Open Market Operations
Open market operations (OMO) are monetary policy operations conducted at the initiative of the ECB. They play an important role in steering interest rates, managing the liquidity situation in the market and signaling the monetary policy stance.
Five types of instruments are available to the Eurosystem. The most important instrument is reverse transactions, which are applicable on the basis of repurchase agreements or collateralised loans. The Eurosystem may also make use of outright transactions, issuance of debt certificates, foreign exchange swaps and collection of fixed-term deposits.
There are three main types of open market operation:
- Main refinancing operations
- Longer-term refinancing operations
- Fine-tuning operations
Main refinancing operations
Main refinancing operations (MRO) are regular liquidity-providing reverse transactions with a frequency and maturity of one week. The bank organises standard tenders according to a pre-specified calendar.
Longer-term refinancing operations
Longer-term refinancing operations (LTRO) are liquidity-providing reverse transactions and normally have a maturity of three months. They are executed by the NCBs on the basis of standard tenders and according to a pre-specified calendar. LTROs aim to provide counterparties with additional longer-term refinancing. As a rule, the Eurosystem does not send interest rate signals to the market by means of these operations.
Indicative Eurosystem Tender Operations Calendar
An indicative calendar for the Eurosystem's tender operations can be found here.
Fine-tuning operations can be executed on an ad hoc basis to manage the liquidity situation in the market and to steer interest rates. In particular, they aim to smooth the effects on interest rates caused by unexpected liquidity fluctuations. Fine-tuning operations are primarily executed as reverse transactions, but may also take the form of outright transactions, foreign exchange swaps and collection of fixed-term deposits. They will normally be executed through quick tenders or bilateral procedures.
Standing facilities, in contrast to OMOs, are conducted at the initiative of eligible credit institutions. They aim to provide and absorb overnight liquidity, signal the general monetary policy stance and bound overnight market interest rates. Two standing facilities are administered by the Bank:
- Marginal lending facility. Counterparties can use the marginal lending facility to obtain overnight liquidity from the Bank against eligible assets. The interest rate on the marginal lending facility normally provides a ceiling for the overnight market interest rate.
- Deposit facility.
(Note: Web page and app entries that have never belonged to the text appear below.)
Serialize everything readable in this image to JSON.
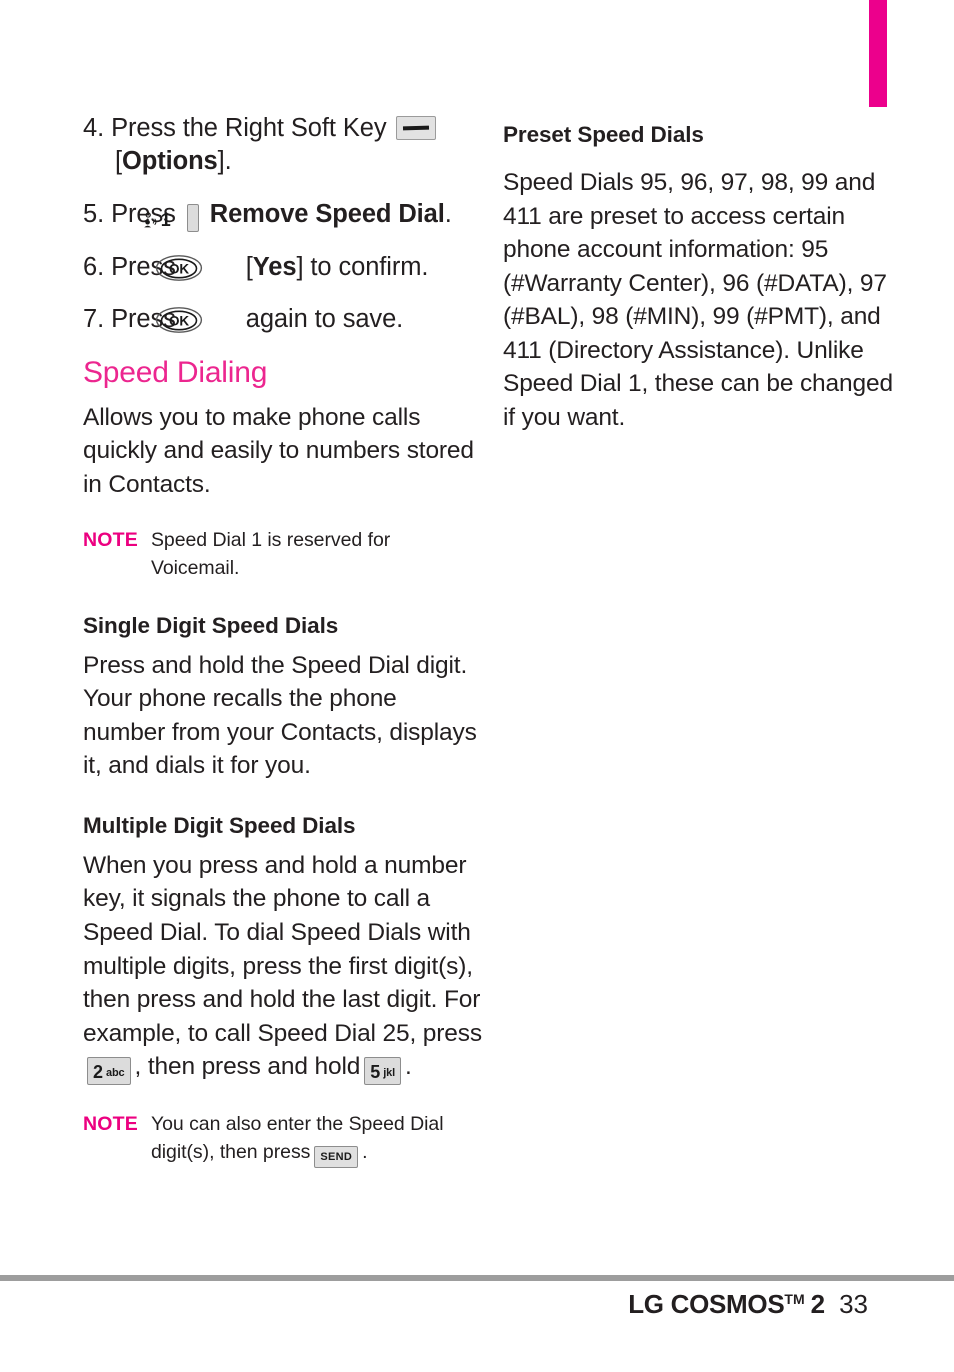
{
  "page": {
    "number": "33",
    "accent_magenta": "#ec008c",
    "heading_magenta": "#ec268f",
    "note_magenta": "#ec0080"
  },
  "left_column": {
    "steps": [
      {
        "number": "4.",
        "text_before": "Press the Right Soft Key",
        "icon": "right-soft-key-icon",
        "text_after": "[",
        "bold_after": "Options",
        "text_end": "]."
      },
      {
        "number": "5.",
        "text_before": "Press",
        "icon": "keypad-key-1-voicemail-icon",
        "bold_after": "Remove Speed Dial",
        "text_end": "."
      },
      {
        "number": "6.",
        "text_before": "Press",
        "icon": "ok-key-icon",
        "text_after": "[",
        "bold_after": "Yes",
        "text_end": "] to confirm."
      },
      {
        "number": "7.",
        "text_before": "Press",
        "icon": "ok-key-icon",
        "text_end": "again to save."
      }
    ],
    "section_heading": "Speed Dialing",
    "intro_paragraph": "Allows you to make phone calls quickly and easily to numbers stored in Contacts.",
    "note_1": {
      "label": "NOTE",
      "text": "Speed Dial 1 is reserved for Voicemail."
    },
    "subheading_single": "Single Digit Speed Dials",
    "paragraph_single": "Press and hold the Speed Dial digit. Your phone recalls the phone number from your Contacts, displays it, and dials it for you.",
    "subheading_multiple": "Multiple Digit Speed Dials",
    "paragraph_multiple_part1": "When you press and hold a number key, it signals the phone to call a Speed Dial. To dial Speed Dials with multiple digits, press the first digit(s), then press and hold the last digit. For example, to call Speed Dial 25, press",
    "paragraph_multiple_part2": ", then press and hold",
    "paragraph_multiple_part3": ".",
    "key_2": {
      "digit": "2",
      "letters": "abc"
    },
    "key_5": {
      "digit": "5",
      "letters": "jkl"
    },
    "note_2": {
      "label": "NOTE",
      "text_before": "You can also enter the Speed Dial digit(s), then press",
      "icon_label": "SEND",
      "text_after": "."
    },
    "key_1": {
      "digit": "1"
    }
  },
  "right_column": {
    "subheading": "Preset Speed Dials",
    "paragraph": "Speed Dials 95, 96, 97, 98, 99 and 411 are preset to access certain phone account information: 95 (#Warranty Center), 96 (#DATA), 97 (#BAL), 98 (#MIN), 99 (#PMT), and 411 (Directory Assistance). Unlike Speed Dial 1, these can be changed if you want."
  },
  "footer": {
    "brand": "LG COSMOS",
    "trademark": "TM",
    "model": "2",
    "page_number": "33"
  }
}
Counterparties can use the deposit facility to make overnight deposits with the Bank. The interest rate on the deposit facility normally provides a floor for the overnight market interest rate.